▶ About this task
Write every record out again exactly as given.

▶ Excerpts from an interface dataset
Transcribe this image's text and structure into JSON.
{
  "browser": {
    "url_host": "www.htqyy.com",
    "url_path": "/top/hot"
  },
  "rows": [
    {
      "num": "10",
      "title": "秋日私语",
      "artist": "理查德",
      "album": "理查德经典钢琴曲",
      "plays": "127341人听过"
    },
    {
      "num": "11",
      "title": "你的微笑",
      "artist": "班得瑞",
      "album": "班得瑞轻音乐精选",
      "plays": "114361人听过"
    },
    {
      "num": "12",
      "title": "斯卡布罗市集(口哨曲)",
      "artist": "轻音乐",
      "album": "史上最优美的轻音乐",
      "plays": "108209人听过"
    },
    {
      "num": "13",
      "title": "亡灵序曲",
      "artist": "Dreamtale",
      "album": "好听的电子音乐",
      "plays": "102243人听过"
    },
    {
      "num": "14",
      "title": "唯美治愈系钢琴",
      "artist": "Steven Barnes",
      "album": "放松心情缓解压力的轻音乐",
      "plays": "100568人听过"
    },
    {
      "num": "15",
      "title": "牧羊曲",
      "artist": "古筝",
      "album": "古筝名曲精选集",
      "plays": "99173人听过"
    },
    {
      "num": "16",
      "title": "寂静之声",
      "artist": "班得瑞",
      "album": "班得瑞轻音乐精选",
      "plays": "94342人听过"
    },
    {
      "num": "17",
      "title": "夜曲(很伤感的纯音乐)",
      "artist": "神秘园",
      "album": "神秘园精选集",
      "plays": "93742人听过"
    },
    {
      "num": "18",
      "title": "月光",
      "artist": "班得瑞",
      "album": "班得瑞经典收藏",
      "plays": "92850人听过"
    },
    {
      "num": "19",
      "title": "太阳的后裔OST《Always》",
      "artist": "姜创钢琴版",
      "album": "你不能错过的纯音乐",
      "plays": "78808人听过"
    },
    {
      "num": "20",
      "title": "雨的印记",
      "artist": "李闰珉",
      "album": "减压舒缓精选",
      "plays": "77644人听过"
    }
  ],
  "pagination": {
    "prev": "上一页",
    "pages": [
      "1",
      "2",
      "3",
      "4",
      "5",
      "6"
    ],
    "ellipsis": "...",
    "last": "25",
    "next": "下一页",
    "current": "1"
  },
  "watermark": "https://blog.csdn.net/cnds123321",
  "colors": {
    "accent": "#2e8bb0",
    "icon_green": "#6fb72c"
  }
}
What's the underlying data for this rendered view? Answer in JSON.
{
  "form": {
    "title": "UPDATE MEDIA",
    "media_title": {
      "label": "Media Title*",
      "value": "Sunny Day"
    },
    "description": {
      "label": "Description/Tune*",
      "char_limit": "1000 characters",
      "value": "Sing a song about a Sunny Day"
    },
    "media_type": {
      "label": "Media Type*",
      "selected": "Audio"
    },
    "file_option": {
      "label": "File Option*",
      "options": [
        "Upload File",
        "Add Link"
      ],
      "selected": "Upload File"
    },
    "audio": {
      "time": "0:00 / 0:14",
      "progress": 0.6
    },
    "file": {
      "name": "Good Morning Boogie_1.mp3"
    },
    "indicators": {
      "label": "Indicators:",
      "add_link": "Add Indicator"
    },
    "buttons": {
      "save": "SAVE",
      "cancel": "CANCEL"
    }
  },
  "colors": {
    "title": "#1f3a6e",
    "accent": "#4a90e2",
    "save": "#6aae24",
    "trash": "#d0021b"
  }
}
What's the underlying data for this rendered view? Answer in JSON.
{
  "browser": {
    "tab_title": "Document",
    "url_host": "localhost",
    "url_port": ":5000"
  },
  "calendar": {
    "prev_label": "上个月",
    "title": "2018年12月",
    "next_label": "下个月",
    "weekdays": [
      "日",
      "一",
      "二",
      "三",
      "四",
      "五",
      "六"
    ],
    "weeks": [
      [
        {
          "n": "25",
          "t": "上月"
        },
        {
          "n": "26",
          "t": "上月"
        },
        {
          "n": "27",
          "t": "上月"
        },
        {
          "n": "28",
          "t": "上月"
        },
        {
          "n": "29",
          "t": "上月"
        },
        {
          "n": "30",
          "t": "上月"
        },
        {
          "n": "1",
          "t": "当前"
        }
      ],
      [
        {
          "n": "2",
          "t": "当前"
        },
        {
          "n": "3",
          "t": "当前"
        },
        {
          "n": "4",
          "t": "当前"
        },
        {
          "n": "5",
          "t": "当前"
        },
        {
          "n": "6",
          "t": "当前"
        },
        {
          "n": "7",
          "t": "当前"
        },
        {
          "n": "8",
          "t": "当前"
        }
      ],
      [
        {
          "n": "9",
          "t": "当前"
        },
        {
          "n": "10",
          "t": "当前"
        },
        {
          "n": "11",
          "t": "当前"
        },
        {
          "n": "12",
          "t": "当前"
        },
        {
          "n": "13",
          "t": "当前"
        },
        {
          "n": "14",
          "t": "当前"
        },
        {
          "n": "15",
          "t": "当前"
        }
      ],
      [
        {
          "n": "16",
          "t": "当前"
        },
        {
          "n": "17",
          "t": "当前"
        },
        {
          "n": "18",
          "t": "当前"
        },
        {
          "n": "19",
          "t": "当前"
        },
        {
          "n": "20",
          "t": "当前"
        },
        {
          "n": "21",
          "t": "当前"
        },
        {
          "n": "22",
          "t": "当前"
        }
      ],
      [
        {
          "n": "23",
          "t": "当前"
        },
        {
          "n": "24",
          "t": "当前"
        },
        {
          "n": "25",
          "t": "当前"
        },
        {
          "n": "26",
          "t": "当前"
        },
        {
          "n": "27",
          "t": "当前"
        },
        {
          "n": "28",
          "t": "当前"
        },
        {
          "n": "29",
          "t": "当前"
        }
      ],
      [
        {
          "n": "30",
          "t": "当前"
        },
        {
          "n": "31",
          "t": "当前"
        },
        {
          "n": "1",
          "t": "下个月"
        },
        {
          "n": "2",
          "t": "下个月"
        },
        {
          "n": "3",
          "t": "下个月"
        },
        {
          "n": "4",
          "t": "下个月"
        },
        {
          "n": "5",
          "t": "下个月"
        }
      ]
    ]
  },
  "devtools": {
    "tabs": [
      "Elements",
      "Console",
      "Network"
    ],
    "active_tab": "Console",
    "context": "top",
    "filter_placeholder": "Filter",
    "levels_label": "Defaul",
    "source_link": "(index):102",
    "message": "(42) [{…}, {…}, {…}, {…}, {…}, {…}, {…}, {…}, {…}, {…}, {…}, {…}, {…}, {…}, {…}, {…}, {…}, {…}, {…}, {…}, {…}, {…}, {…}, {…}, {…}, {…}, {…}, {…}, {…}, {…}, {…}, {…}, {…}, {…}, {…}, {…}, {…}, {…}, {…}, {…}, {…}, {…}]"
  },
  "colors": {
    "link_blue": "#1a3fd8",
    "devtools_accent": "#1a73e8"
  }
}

▶ Answer below
Transcribe this image's text and structure into JSON.
{
  "browser": {
    "url_host": "www.htqyy.com",
    "url_path": "/top/hot"
  },
  "rows": [
    {
      "num": "10",
      "title": "秋日私语",
      "artist": "理查德",
      "album": "理查德经典钢琴曲",
      "plays": "127341人听过"
    },
    {
      "num": "11",
      "title": "你的微笑",
      "artist": "班得瑞",
      "album": "班得瑞轻音乐精选",
      "plays": "114361人听过"
    },
    {
      "num": "12",
      "title": "斯卡布罗市集(口哨曲)",
      "artist": "轻音乐",
      "album": "史上最优美的轻音乐",
      "plays": "108209人听过"
    },
    {
      "num": "13",
      "title": "亡灵序曲",
      "artist": "Dreamtale",
      "album": "好听的电子音乐",
      "plays": "102243人听过"
    },
    {
      "num": "14",
      "title": "唯美治愈系钢琴",
      "artist": "Steven Barnes",
      "album": "放松心情缓解压力的轻音乐",
      "plays": "100568人听过"
    },
    {
      "num": "15",
      "title": "牧羊曲",
      "artist": "古筝",
      "album": "古筝名曲精选集",
      "plays": "99173人听过"
    },
    {
      "num": "16",
      "title": "寂静之声",
      "artist": "班得瑞",
      "album": "班得瑞轻音乐精选",
      "plays": "94342人听过"
    },
    {
      "num": "17",
      "title": "夜曲(很伤感的纯音乐)",
      "artist": "神秘园",
      "album": "神秘园精选集",
      "plays": "93742人听过"
    },
    {
      "num": "18",
      "title": "月光",
      "artist": "班得瑞",
      "album": "班得瑞经典收藏",
      "plays": "92850人听过"
    },
    {
      "num": "19",
      "title": "太阳的后裔OST《Always》",
      "artist": "姜创钢琴版",
      "album": "你不能错过的纯音乐",
      "plays": "78808人听过"
    },
    {
      "num": "20",
      "title": "雨的印记",
      "artist": "李闰珉",
      "album": "减压舒缓精选",
      "plays": "77644人听过"
    }
  ],
  "pagination": {
    "prev": "上一页",
    "pages": [
      "1",
      "2",
      "3",
      "4",
      "5",
      "6"
    ],
    "ellipsis": "...",
    "last": "25",
    "next": "下一页",
    "current": "1"
  },
  "watermark": "https://blog.csdn.net/cnds123321",
  "colors": {
    "accent": "#2e8bb0",
    "icon_green": "#6fb72c"
  }
}
What's the underlying data for this rendered view? Answer in JSON.
{
  "form": {
    "title": "UPDATE MEDIA",
    "media_title": {
      "label": "Media Title*",
      "value": "Sunny Day"
    },
    "description": {
      "label": "Description/Tune*",
      "char_limit": "1000 characters",
      "value": "Sing a song about a Sunny Day"
    },
    "media_type": {
      "label": "Media Type*",
      "selected": "Audio"
    },
    "file_option": {
      "label": "File Option*",
      "options": [
        "Upload File",
        "Add Link"
      ],
      "selected": "Upload File"
    },
    "audio": {
      "time": "0:00 / 0:14",
      "progress": 0.6
    },
    "file": {
      "name": "Good Morning Boogie_1.mp3"
    },
    "indicators": {
      "label": "Indicators:",
      "add_link": "Add Indicator"
    },
    "buttons": {
      "save": "SAVE",
      "cancel": "CANCEL"
    }
  },
  "colors": {
    "title": "#1f3a6e",
    "accent": "#4a90e2",
    "save": "#6aae24",
    "trash": "#d0021b"
  }
}
What's the underlying data for this rendered view? Answer in JSON.
{
  "browser": {
    "tab_title": "Document",
    "url_host": "localhost",
    "url_port": ":5000"
  },
  "calendar": {
    "prev_label": "上个月",
    "title": "2018年12月",
    "next_label": "下个月",
    "weekdays": [
      "日",
      "一",
      "二",
      "三",
      "四",
      "五",
      "六"
    ],
    "weeks": [
      [
        {
          "n": "25",
          "t": "上月"
        },
        {
          "n": "26",
          "t": "上月"
        },
        {
          "n": "27",
          "t": "上月"
        },
        {
          "n": "28",
          "t": "上月"
        },
        {
          "n": "29",
          "t": "上月"
        },
        {
          "n": "30",
          "t": "上月"
        },
        {
          "n": "1",
          "t": "当前"
        }
      ],
      [
        {
          "n": "2",
          "t": "当前"
        },
        {
          "n": "3",
          "t": "当前"
        },
        {
          "n": "4",
          "t": "当前"
        },
        {
          "n": "5",
          "t": "当前"
        },
        {
          "n": "6",
          "t": "当前"
        },
        {
          "n": "7",
          "t": "当前"
        },
        {
          "n": "8",
          "t": "当前"
        }
      ],
      [
        {
          "n": "9",
          "t": "当前"
        },
        {
          "n": "10",
          "t": "当前"
        },
        {
          "n": "11",
          "t": "当前"
        },
        {
          "n": "12",
          "t": "当前"
        },
        {
          "n": "13",
          "t": "当前"
        },
        {
          "n": "14",
          "t": "当前"
        },
        {
          "n": "15",
          "t": "当前"
        }
      ],
      [
        {
          "n": "16",
          "t": "当前"
        },
        {
          "n": "17",
          "t": "当前"
        },
        {
          "n": "18",
          "t": "当前"
        },
        {
          "n": "19",
          "t": "当前"
        },
        {
          "n": "20",
          "t": "当前"
        },
        {
          "n": "21",
          "t": "当前"
        },
        {
          "n": "22",
          "t": "当前"
        }
      ],
      [
        {
          "n": "23",
          "t": "当前"
        },
        {
          "n": "24",
          "t": "当前"
        },
        {
          "n": "25",
          "t": "当前"
        },
        {
          "n": "26",
          "t": "当前"
        },
        {
          "n": "27",
          "t": "当前"
        },
        {
          "n": "28",
          "t": "当前"
        },
        {
          "n": "29",
          "t": "当前"
        }
      ],
      [
        {
          "n": "30",
          "t": "当前"
        },
        {
          "n": "31",
          "t": "当前"
        },
        {
          "n": "1",
          "t": "下个月"
        },
        {
          "n": "2",
          "t": "下个月"
        },
        {
          "n": "3",
          "t": "下个月"
        },
        {
          "n": "4",
          "t": "下个月"
        },
        {
          "n": "5",
          "t": "下个月"
        }
      ]
    ]
  },
  "devtools": {
    "tabs": [
      "Elements",
      "Console",
      "Network"
    ],
    "active_tab": "Console",
    "context": "top",
    "filter_placeholder": "Filter",
    "levels_label": "Defaul",
    "source_link": "(index):102",
    "message": "(42) [{…}, {…}, {…}, {…}, {…}, {…}, {…}, {…}, {…}, {…}, {…}, {…}, {…}, {…}, {…}, {…}, {…}, {…}, {…}, {…}, {…}, {…}, {…}, {…}, {…}, {…}, {…}, {…}, {…}, {…}, {…}, {…}, {…}, {…}, {…}, {…}, {…}, {…}, {…}, {…}, {…}, {…}]"
  },
  "colors": {
    "link_blue": "#1a3fd8",
    "devtools_accent": "#1a73e8"
  }
}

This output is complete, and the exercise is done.